Published: 06/01/2005, Volume III, No. 5937 Page 17

I've just emerged from making a complaint against our local wheelchair service.

After countless letters, phone calls and meetings, two reports by independent assessors, and considerable expense on both sides, we have had a short, cheery letter from the trust's chief executive, 'pleased that a satisfactory conclusion has been reached'.

It is now been agreed that my 11-year-old daughter was prescribed a clinically inappropriate wheelchair, rather than the model we and her therapists favoured. The trust has put a big cheque in the post to reimburse us for the lightweight chair we had been forced to buy ourselves.

I should be jubilant because we won. But we are not popping the champagne. Apart from the money, little has been gained from this time and money-consuming procedure.

It seems that every complaint is simply treated as an individual patient who has a problem rather than used as a chance to examine the service itself.

The sad saga began in December 2002 when our daughter's community occupational therapist said she needed a new wheelchair.

When the wheelchair service gave her an appointment six months later, it prescribed a wheelchair we, and her community therapists felt was far too heavy and difficult to propel. It was also, coincidentally, very cheap.

We decided to challenge this decision. We quickly found that the only way to do this was by making an official complaint.

It was clear from the outset that the trust regarded us as 'indians', with itself as the 'cowboys' under attack. It formed a defensive corral, entrenching its forces against us.

At no point was it suggested that we might all work together to find ways the service might be improved. The complaints procedure went ahead without us.

Six weeks later, the trust's chief executive wrote, 'the concerns you raised have been investigated' by the director of therapies and rehabilitation.

But this 'investigation' only involved talking to the wheelchair service itself - the very same people against whom the complaint was being made.

Neither we, nor our daughter's community therapists who had written at length in our support, were approached.

The trust also refused our request for an independent assessment; if we wanted one, we were free to approach charities.

Our complaint was summarily dismissed. That, as far as the trust was concerned, was the end of the matter. The cowboys had fought us off.

But it had only won the first skirmish. We wrote back immediately, restating our request for an independent review. The trust said it wanted a second clinical opinion, made from our daughter's medical notes, to which we agreed.

Unfortunately for the trust, the second opinion declared the trust's choice of chair did not meet our daughter's clinical needs, and a full independent assessment should be offered.

It also made some suggestions for the improvement of the wheelchair service as a whole.

Because, of course, our complaint was not just about our daughter's wheelchair.

It was clear to us, as it must have been to the trust, that the poor provision we had been offered was not a one-off failure in a system that satisfied the rest of its clients. It was a symptom of a far more pervasive problem.

The wheelchair service primarily serves older people who have become disabled due to accident or illness. It therefore does not have the appropriate experience for paediatric wheelchair provision; by its own admission, 'training is provided for basic adult wheelchair prescription', and not for children.

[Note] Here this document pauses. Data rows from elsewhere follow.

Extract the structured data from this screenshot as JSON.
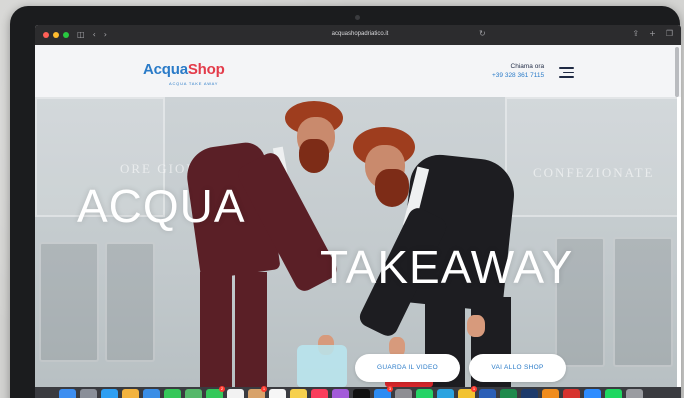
{
  "browser": {
    "url": "acquashopadriatico.it",
    "back_glyph": "‹",
    "forward_glyph": "›",
    "sidebar_glyph": "◫",
    "reload_glyph": "↻",
    "share_glyph": "⇪",
    "newtab_glyph": "+",
    "tabs_glyph": "❐"
  },
  "header": {
    "logo": {
      "word_part1": "Acqua",
      "word_part2": "Shop",
      "tagline": "ACQUA TAKE AWAY",
      "colors": {
        "blue": "#2a7bc8",
        "red": "#e33b4a"
      }
    },
    "call_label": "Chiama ora",
    "phone": "+39 328 361 7115",
    "menu_icon": "hamburger-menu-icon"
  },
  "hero": {
    "title_line1": "ACQUA",
    "title_line2": "TAKEAWAY",
    "sign_left": "ORE  GIORNI",
    "sign_right": "CONFEZIONATE",
    "buttons": {
      "video": "GUARDA IL VIDEO",
      "shop": "VAI ALLO SHOP"
    }
  },
  "dock": {
    "apps": [
      {
        "name": "finder-icon",
        "color": "#3d8ef0"
      },
      {
        "name": "launchpad-icon",
        "color": "#8a8f99"
      },
      {
        "name": "safari-icon",
        "color": "#2f9ff2"
      },
      {
        "name": "photos-icon",
        "color": "#f3b33e"
      },
      {
        "name": "mail-icon",
        "color": "#3a8ee6"
      },
      {
        "name": "messages-icon",
        "color": "#35c759"
      },
      {
        "name": "maps-icon",
        "color": "#55b86a"
      },
      {
        "name": "facetime-icon",
        "color": "#34c85a",
        "badge": "2"
      },
      {
        "name": "calendar-icon",
        "color": "#f2f2f2"
      },
      {
        "name": "contacts-icon",
        "color": "#d8a26a",
        "badge": "1"
      },
      {
        "name": "reminders-icon",
        "color": "#f6f6f6"
      },
      {
        "name": "notes-icon",
        "color": "#f6d04d"
      },
      {
        "name": "music-icon",
        "color": "#fa3d5c"
      },
      {
        "name": "podcasts-icon",
        "color": "#a35bd9"
      },
      {
        "name": "tv-icon",
        "color": "#111111"
      },
      {
        "name": "appstore-icon",
        "color": "#2d8cf3",
        "badge": "3"
      },
      {
        "name": "settings-icon",
        "color": "#8e8e93"
      },
      {
        "name": "whatsapp-icon",
        "color": "#25d366"
      },
      {
        "name": "telegram-icon",
        "color": "#2aa3e0"
      },
      {
        "name": "chrome-icon",
        "color": "#f2c230",
        "badge": "1"
      },
      {
        "name": "word-icon",
        "color": "#2b5fb7"
      },
      {
        "name": "excel-icon",
        "color": "#1e8a4c"
      },
      {
        "name": "photoshop-icon",
        "color": "#1c3a6b"
      },
      {
        "name": "illustrator-icon",
        "color": "#f08c1d"
      },
      {
        "name": "acrobat-icon",
        "color": "#d7332f"
      },
      {
        "name": "zoom-icon",
        "color": "#2d8cff"
      },
      {
        "name": "spotify-icon",
        "color": "#1ed760"
      },
      {
        "name": "trash-icon",
        "color": "#9a9ca1"
      }
    ]
  }
}
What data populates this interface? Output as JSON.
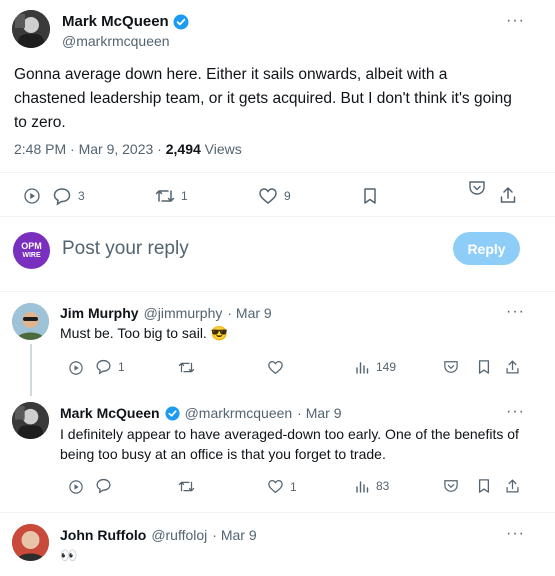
{
  "main_tweet": {
    "name": "Mark McQueen",
    "handle": "@markrmcqueen",
    "text_lines": [
      "Gonna average down here. Either it sails onwards, albeit with a",
      "chastened leadership team, or it gets acquired. But I don't think it's going",
      "to zero."
    ],
    "time": "2:48 PM · Mar 9, 2023 · ",
    "views_count": "2,494",
    "views_label": " Views",
    "replies": "3",
    "retweets": "1",
    "likes": "9"
  },
  "reply_box": {
    "avatar_text_top": "OPM",
    "avatar_text_bottom": "WIRE",
    "placeholder": "Post your reply",
    "reply_button": "Reply"
  },
  "replies": [
    {
      "name": "Jim Murphy",
      "handle": "@jimmurphy",
      "date": "· Mar 9",
      "text": "Must be. Too big to sail. 😎",
      "replies": "1",
      "retweets": "",
      "likes": "",
      "views": "149"
    },
    {
      "name": "Mark McQueen",
      "handle": "@markrmcqueen",
      "date": "· Mar 9",
      "text_lines": [
        "I definitely appear to have averaged-down too early. One of the benefits of",
        "being too busy at an office is that you forget to trade."
      ],
      "replies": "",
      "retweets": "",
      "likes": "1",
      "views": "83"
    },
    {
      "name": "John Ruffolo",
      "handle": "@ruffoloj",
      "date": "· Mar 9",
      "text": "👀"
    }
  ],
  "more_glyph": "···",
  "colors": {
    "verified": "#1d9bf0",
    "reply_button": "#8ecdf8",
    "opm_avatar": "#7b2fbe"
  }
}
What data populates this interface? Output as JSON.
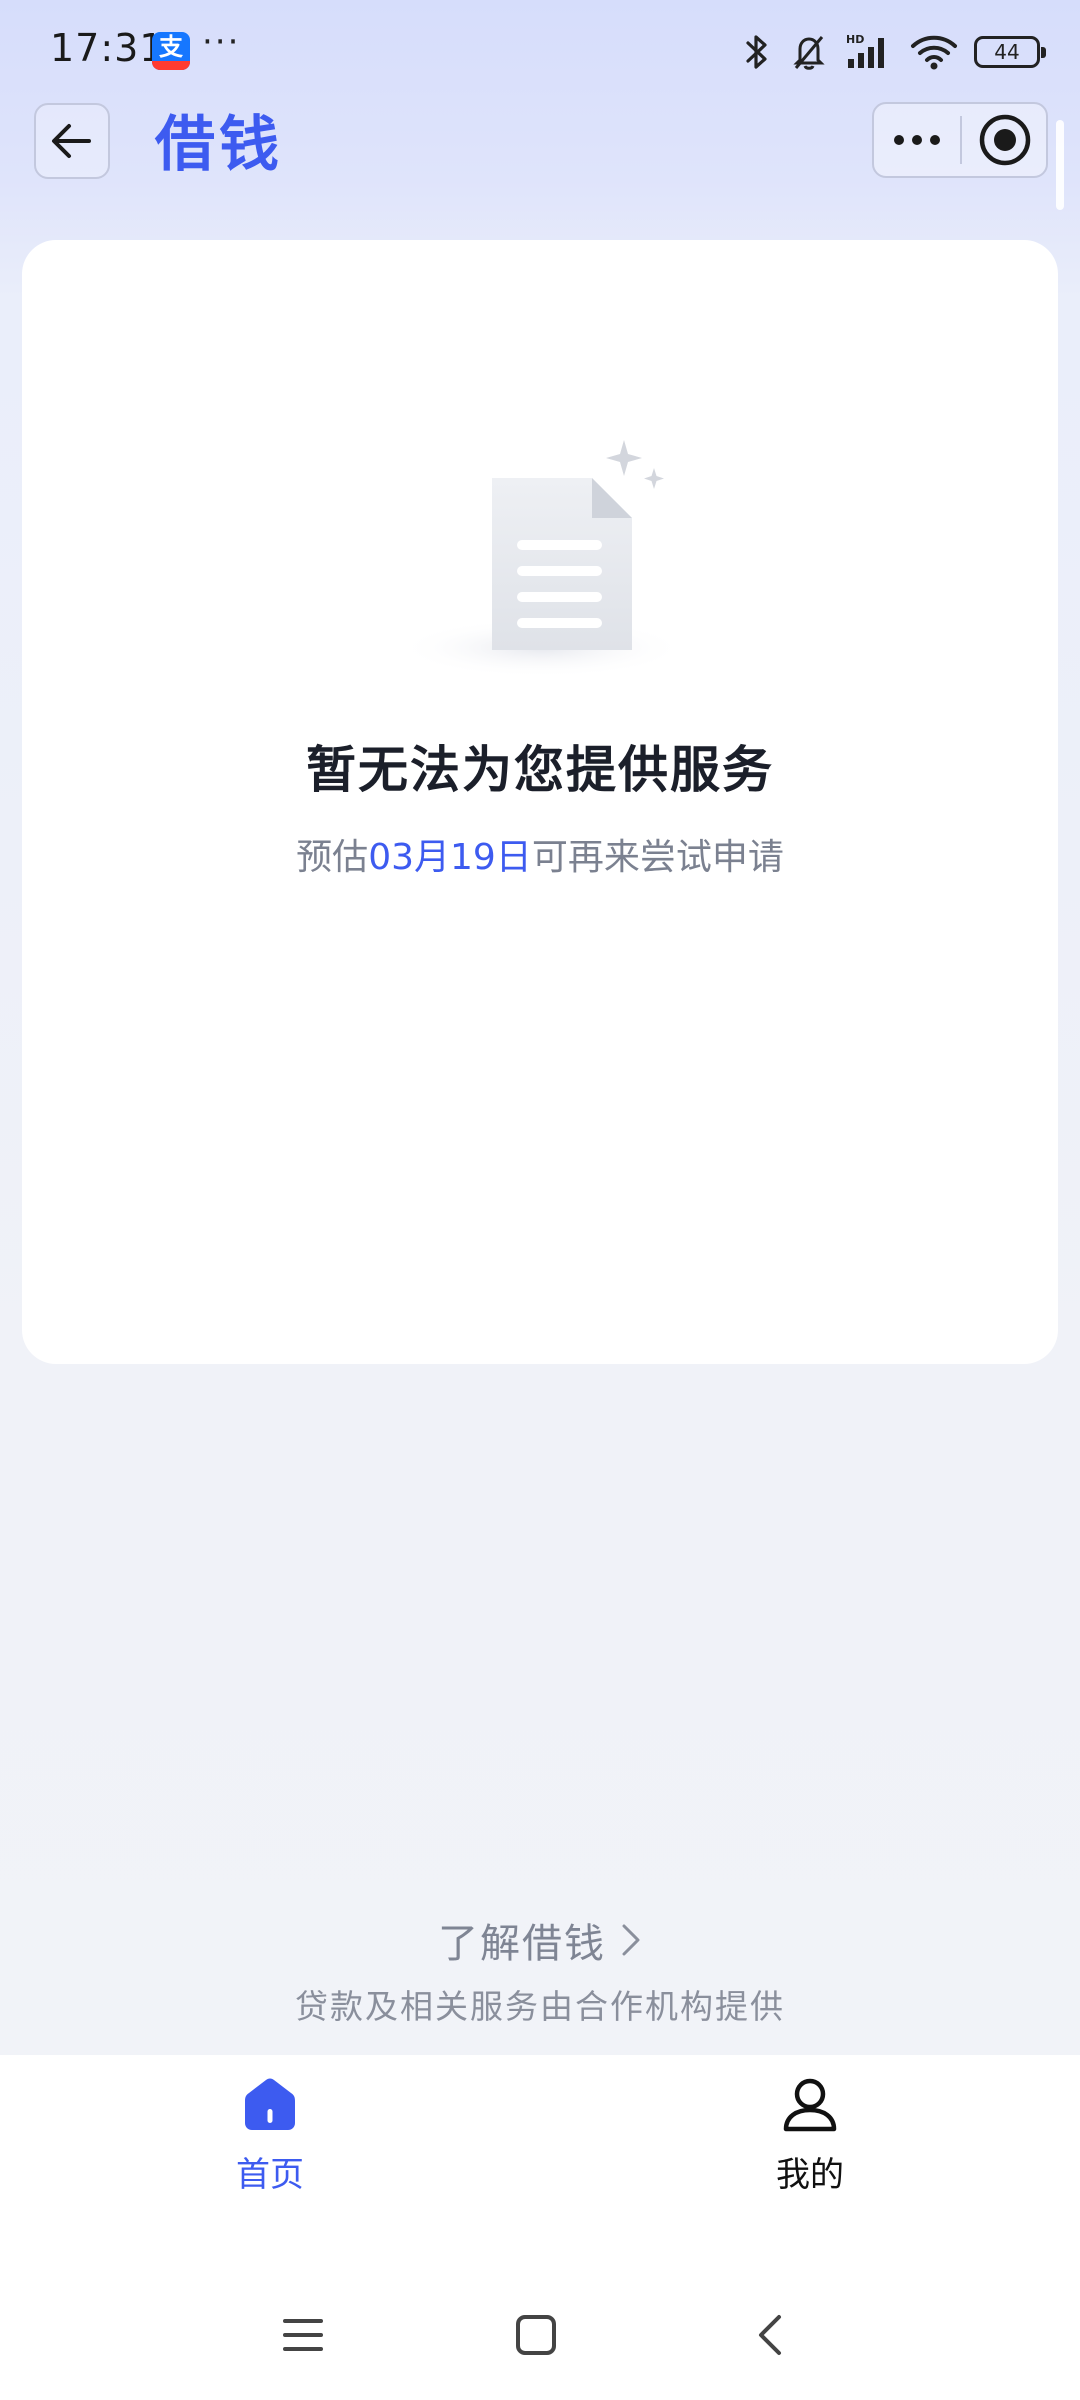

Used to dealing with the elderly who have just lost a limb, the service's attitudes were also less than appropriate. A sign hung in the waiting room: 'The aim of this service is to ensure users have as normal a life as possible.' When I suggested this might be offensive to young people born disabled, who regard themselves as perfectly normal anyway, they clearly did not know what I was on about.

Eventually, the word 'normal' was replaced with 'as full as'. It was two years before the notice disappeared altogether.

Only doggedness on our part kept the complaints process going. Ten months after we had first requested an independent assessment, we were given one.

The assessor's report unreservedly supported us. The trust sighed with relief; it may have lost, but the cheque would be written and the matter closed.

But our file should not be snapped shut so quickly. Unless the underlying causes of our complaint are tackled, the trust will be in exactly the same position when the next persistent family with a grievance comes along.

In our very last letter, accepting that the two-year long process had eventually drawn to an end, we asked that future contact with the wheelchair service be undertaken in a 'spirit of co-operation between client and provider'.

Each and every complaint should be regarded, not as confrontation, but as an opportunity for consultation about service provision. Consulting users is, after all, what trusts are being encouraged to do.

Until this happens, we and a few other families may win our individual complaints. But we will all - patients and providers - lose.

Dea Birkett is a writer on health and social issues and will be a regular columnist for HSJ. Her next column will be published on 10 February. She can be contacted via www. deabirkett. com .

Next week: former prime minister's advisor on health and new regular columnist Simon Stevens.